In this episode, I have a great chat with Leanne Kemp, the Founder and CEO of Everledger and Queensland Chief Entrepreneur. Leanne’s company Everledger uses Blockchain technology to track high-value assets such as diamonds, art and wine with the aim of increasing transparency and trust with technology. As the Queensland Chief Entrepreneur, her role is to develop the state’s startup ecosystem, attract investment and support job creation.
You may remember Leanne from Episode 33, way back when we were called the Smart City Podcast. In that episode I interviewed her together with Louise Mercer, then Head of Everledger Australia, New Zealand, now Chief Experience Officer of Everledger and spoke to them both about blockchain, how they use it and why it’s the next wave of the internet. So we’ll link that episode in the show notes, highly recommend you go back and have a listen.
In this episode, I asked Leanne about what has happened since she was last on the podcast, and she shared a bit about her work as Queensland’s Chief Entrepreneur. We talked about the crucial differences between Smart Cities and Smart or Intelligent Communities, as Leanne calls them, and why the move toward community is so important. Leanne talked about the need to be expanding access to digital skills and technology for those that are otherwise likely to be left out, and her passion for circular economy concepts [concepts?? Thinking?

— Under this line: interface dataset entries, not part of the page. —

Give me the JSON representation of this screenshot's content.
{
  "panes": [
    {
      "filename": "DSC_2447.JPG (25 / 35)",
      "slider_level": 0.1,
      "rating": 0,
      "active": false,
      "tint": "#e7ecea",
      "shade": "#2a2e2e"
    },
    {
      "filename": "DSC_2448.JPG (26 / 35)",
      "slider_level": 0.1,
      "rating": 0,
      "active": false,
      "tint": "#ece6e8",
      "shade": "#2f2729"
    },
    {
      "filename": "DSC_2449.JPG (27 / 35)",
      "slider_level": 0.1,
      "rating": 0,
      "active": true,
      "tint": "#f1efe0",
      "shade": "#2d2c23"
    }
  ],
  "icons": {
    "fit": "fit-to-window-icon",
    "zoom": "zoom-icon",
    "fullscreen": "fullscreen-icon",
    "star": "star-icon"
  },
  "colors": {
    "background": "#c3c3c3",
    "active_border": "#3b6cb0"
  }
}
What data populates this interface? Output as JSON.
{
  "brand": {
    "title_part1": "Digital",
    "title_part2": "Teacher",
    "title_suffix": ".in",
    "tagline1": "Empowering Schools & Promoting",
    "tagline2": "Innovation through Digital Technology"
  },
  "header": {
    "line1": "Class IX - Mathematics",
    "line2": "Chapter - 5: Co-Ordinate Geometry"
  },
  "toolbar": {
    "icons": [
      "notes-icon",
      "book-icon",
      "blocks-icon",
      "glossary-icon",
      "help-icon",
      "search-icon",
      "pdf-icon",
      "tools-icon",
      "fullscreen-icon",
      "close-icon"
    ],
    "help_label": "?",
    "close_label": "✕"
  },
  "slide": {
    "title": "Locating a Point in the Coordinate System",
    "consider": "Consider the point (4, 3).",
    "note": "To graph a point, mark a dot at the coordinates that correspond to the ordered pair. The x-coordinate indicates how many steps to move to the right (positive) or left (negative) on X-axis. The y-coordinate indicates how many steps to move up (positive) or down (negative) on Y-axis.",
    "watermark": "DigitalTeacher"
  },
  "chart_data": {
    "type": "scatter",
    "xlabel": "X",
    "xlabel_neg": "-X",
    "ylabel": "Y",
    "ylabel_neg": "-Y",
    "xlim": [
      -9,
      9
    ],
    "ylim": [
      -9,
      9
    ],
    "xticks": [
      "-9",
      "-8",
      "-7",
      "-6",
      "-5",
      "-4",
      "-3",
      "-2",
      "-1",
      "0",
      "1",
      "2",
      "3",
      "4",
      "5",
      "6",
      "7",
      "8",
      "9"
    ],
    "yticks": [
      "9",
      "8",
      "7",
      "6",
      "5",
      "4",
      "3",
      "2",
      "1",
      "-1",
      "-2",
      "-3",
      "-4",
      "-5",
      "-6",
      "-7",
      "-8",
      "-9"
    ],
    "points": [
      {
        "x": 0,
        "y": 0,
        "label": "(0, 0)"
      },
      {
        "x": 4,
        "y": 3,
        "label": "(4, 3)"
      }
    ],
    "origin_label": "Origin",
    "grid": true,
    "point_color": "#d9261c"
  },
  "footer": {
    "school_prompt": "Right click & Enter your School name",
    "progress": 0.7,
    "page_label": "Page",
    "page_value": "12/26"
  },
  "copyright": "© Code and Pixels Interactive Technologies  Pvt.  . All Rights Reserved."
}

Frameworks?]. We discussed the innovation Leanne is seeing from regional areas in Queensland, as well as having more intrapreneurs in government to be encouraging public-private partnerships. Leanne spoke about the ways we are good at collaborating but so far not so good at coordinating, and that coordination piece is the key to effective integration across disciplines, government, industries and academia. We finish our chat discussing the emerging trend of recognising that we’ve so far been too myopic in thinking and the need for systems leadership thinking, as well as the need for more and better public-private partnerships.
Now I need to warn you that in recording this episode we had some tricky technical issues, so there is a bit of background noise in places and some moments where fragments of words drop out, so I apologise for that in advance. We’ve done the best we can to make it listenable and I really wanted to have Leanne on the podcast again because she has so much valuable insight into Smart Communities and in particular Smart Regions.
As always, we hope you enjoy listening to this episode as much as we enjoyed making it.
What we cover in this episode:
- Leanne’s background in business and technology and her passion for curiosity
- What sparked her interest in the Smart Community space
- An update since the last time Leanne was on the pod all about becoming Queensland’s Chief Entrepreneur
- Why we need to focus on Intelligent Communities instead of Smart Cities
- The importance of expanding access to digital skills and technology for those otherwise likely to be left out
- The work Leanne has been doing across Queensland to support regional and rural communities
- Projects such as Men’s Sheds and circular economy initiatives
- The innovation Leanne is seeing from remote and regional areas all over QLD, as well as intrapreneurs within government seeking more public-private partnerships to solve real problems
- Why we need both collaboration and coordination in order to integrate better across disciplines, industries, governments and organisations
- The emerging trend of recognising that we’ve so far been too myopic in thinking and why we need for systems leadership thinking
- The need for more and better public-private partnerships
“More and more effort goes into crafting an innovation ecosystem where businesses, governments and institutional partners can create high quality employment, and also meet the desperate social needs of the community. So we need to really be putting more emphasis on expanding access to digital skills and technology for those that otherwise are likely to be left out.”
“Each of the regions has their own special set of knowledge and their own special set of natural resources and intelligence in those communities that could be advantages.”
“We know how to get the right people in the room, but we’re not necessarily enabling how we go through to the coordination effort in an elegant way.”
“We’re underestimating the business model innovations that are occurring and how we as citizens are starting to rethink the promises that we have made to ourselves and even to the next generation.”
Office of the QLD Chief Entrepreneur
Find the full show notes at: www.mysmart.community
Connect with Leanne on LinkedIn or Twitter @leanne_kemp
Connect with me via email: email@example.com
Podcast Production by Perk Digital